Responsively Yours: Lessons from 9/11
Did you know that eyewitness testimony is the least reliable form of evidence? It is not just because humans may not tell the truth; it is also because “believing is seeing.” We are so conditioned to see what we expect to see that we believe that what we expect to see is what we did see. This is the reason “magic” tricks are possible — we see what we expect to see and not what the performer actually does.
Perhaps this helps us understand how people can have such different interpretations of 9/11, an event that so much of the world’s population saw over and over again in the video captured just after 8 a.m. Eastern time 10 years ago. Some people see a terrorist act of an extremist sect. Others see an attack by one of the world’s great religions against another. Still others see an attempt to shame the United States by attacking symbols of its financial and military power.

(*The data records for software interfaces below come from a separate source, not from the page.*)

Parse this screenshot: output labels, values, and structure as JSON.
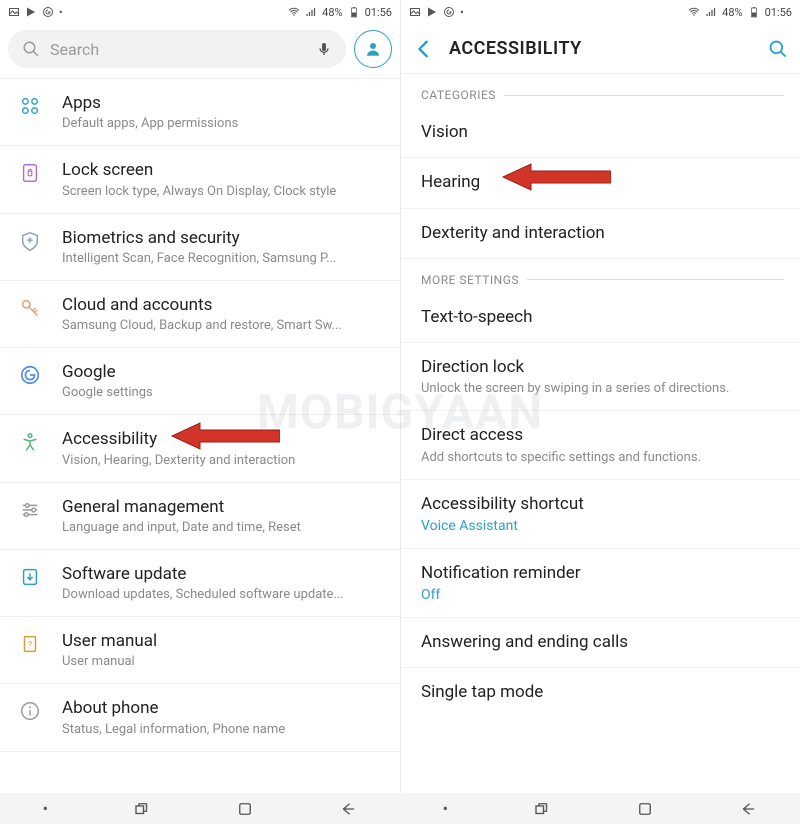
{
  "status": {
    "battery_text": "48%",
    "time": "01:56"
  },
  "left": {
    "search_placeholder": "Search",
    "items": [
      {
        "title": "Apps",
        "sub": "Default apps, App permissions"
      },
      {
        "title": "Lock screen",
        "sub": "Screen lock type, Always On Display, Clock style"
      },
      {
        "title": "Biometrics and security",
        "sub": "Intelligent Scan, Face Recognition, Samsung P..."
      },
      {
        "title": "Cloud and accounts",
        "sub": "Samsung Cloud, Backup and restore, Smart Sw..."
      },
      {
        "title": "Google",
        "sub": "Google settings"
      },
      {
        "title": "Accessibility",
        "sub": "Vision, Hearing, Dexterity and interaction"
      },
      {
        "title": "General management",
        "sub": "Language and input, Date and time, Reset"
      },
      {
        "title": "Software update",
        "sub": "Download updates, Scheduled software update..."
      },
      {
        "title": "User manual",
        "sub": "User manual"
      },
      {
        "title": "About phone",
        "sub": "Status, Legal information, Phone name"
      }
    ]
  },
  "right": {
    "header": "ACCESSIBILITY",
    "sections": {
      "categories_label": "CATEGORIES",
      "more_label": "MORE SETTINGS"
    },
    "categories": [
      {
        "title": "Vision"
      },
      {
        "title": "Hearing"
      },
      {
        "title": "Dexterity and interaction"
      }
    ],
    "more": [
      {
        "title": "Text-to-speech"
      },
      {
        "title": "Direction lock",
        "sub": "Unlock the screen by swiping in a series of directions."
      },
      {
        "title": "Direct access",
        "sub": "Add shortcuts to specific settings and functions."
      },
      {
        "title": "Accessibility shortcut",
        "accent": "Voice Assistant"
      },
      {
        "title": "Notification reminder",
        "accent": "Off"
      },
      {
        "title": "Answering and ending calls"
      },
      {
        "title": "Single tap mode"
      }
    ]
  },
  "watermark": "MOBIGYAAN"
}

In an intrafaith conversation in May, I learned that American Muslims see a cataclysm affecting them personally — an act for which they had no responsibility and over which they had no control, but which would shape their lives and the lives of their children, perhaps forever. Hoping for acceptance in a land founded by people fleeing religious persecution became even more difficult. Dancing in the street in some cities overseas and taunting video messages from Osama bin Laden added insult to injury in the days and weeks after the attacks.

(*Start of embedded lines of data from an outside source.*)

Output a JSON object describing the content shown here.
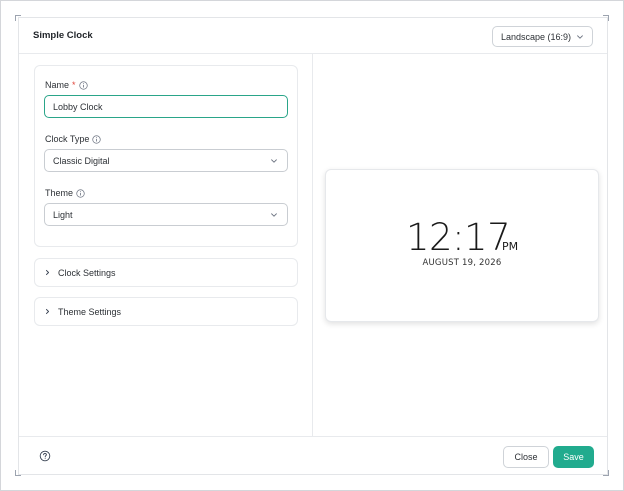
{
  "header": {
    "title": "Simple Clock",
    "layout_select": "Landscape (16:9)"
  },
  "form": {
    "name_label": "Name",
    "name_required_mark": "*",
    "name_value": "Lobby Clock",
    "clock_type_label": "Clock Type",
    "clock_type_value": "Classic Digital",
    "theme_label": "Theme",
    "theme_value": "Light"
  },
  "sections": {
    "clock_settings": "Clock Settings",
    "theme_settings": "Theme Settings"
  },
  "preview": {
    "time": "12:17",
    "ampm": "PM",
    "date": "AUGUST 19, 2026"
  },
  "footer": {
    "close_label": "Close",
    "save_label": "Save"
  },
  "colors": {
    "accent": "#21ab8e",
    "focus_border": "#2aa589",
    "required": "#e0453a"
  },
  "icons": {
    "select_chevron": "chevron-down-icon",
    "info": "info-icon",
    "accordion": "chevron-right-icon",
    "help": "help-circle-icon"
  }
}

Relationships have not returned to their pre-9/11 norm. Instead, in the United States, even in some of our most diverse communities, there is suspicion of persons who speak with certain accents and women wearing traditional garb are challenged in commercial establishments and on the street. One of our deaconesses shared with me that she no longer wears her birth nation’s traditional garb on the New York City subway because of what she personally has experienced. All over the country, Muslim communities are experiencing resistance as they try to build mosques and community centers.

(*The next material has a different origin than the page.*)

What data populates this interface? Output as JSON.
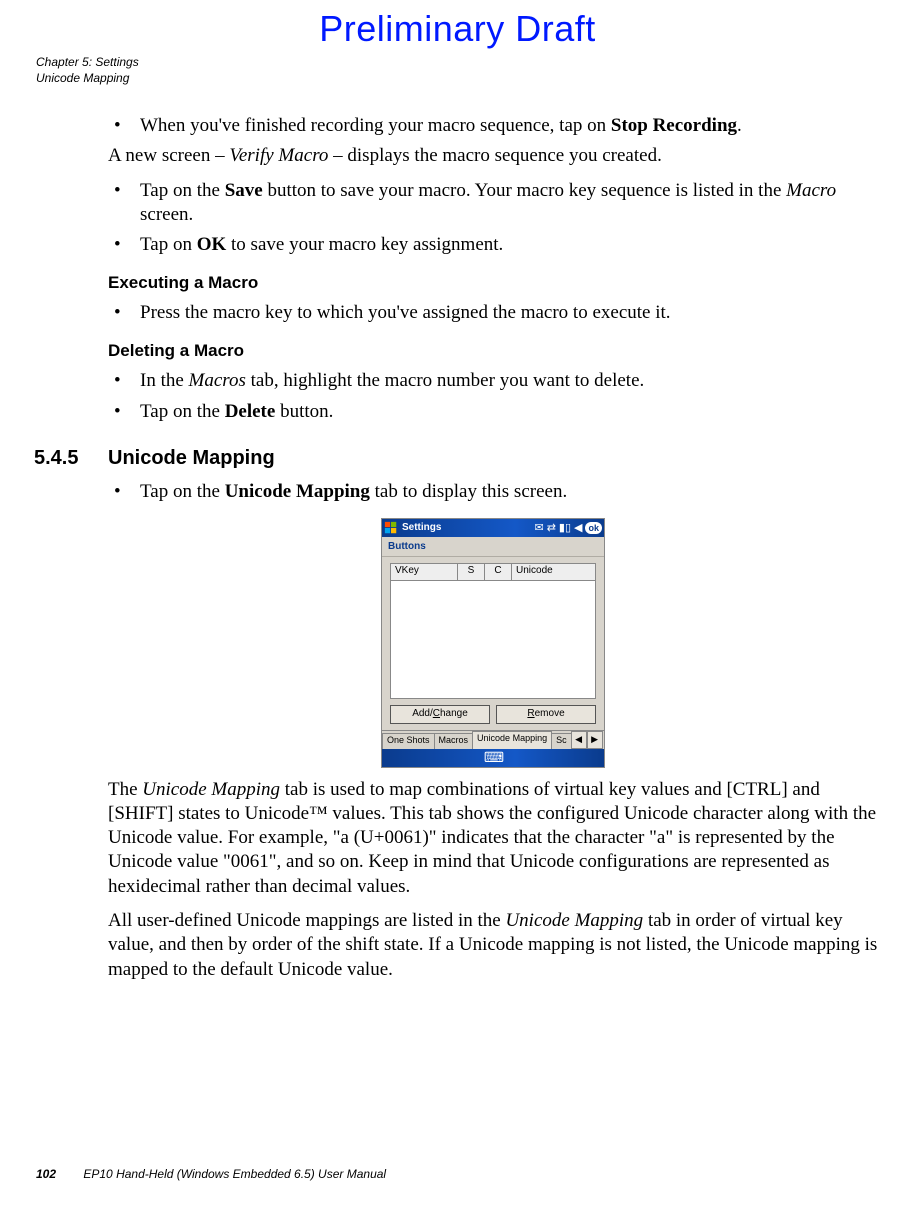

How does what we believe to be true affect what we can actually see taking place?
Ten years after the horror of September 11, we have not achieved closure or resolution. Few of us have really learned to “see” each other. As United Methodist Women, on the Journey: Forgiveness, Restorative Justice and Reconciliation through our spiritual growth study, what principles could we learn and share that would strengthen us in the struggle to build new interfaith relationships strong enough to endure the power struggles and violence that now takes advantage of our fears? Where can we find the strength to decry the fantasy of firepower that blinds us to the fact that war is not the gateway to peace?
Let us turn again to the prophets and to the words of Jesus for reproof and for instruction. May God grant us new vision — clear vision — to see and act as peacemakers, who are called the children of God.
Harriett Jane Olson
Deputy General Secretary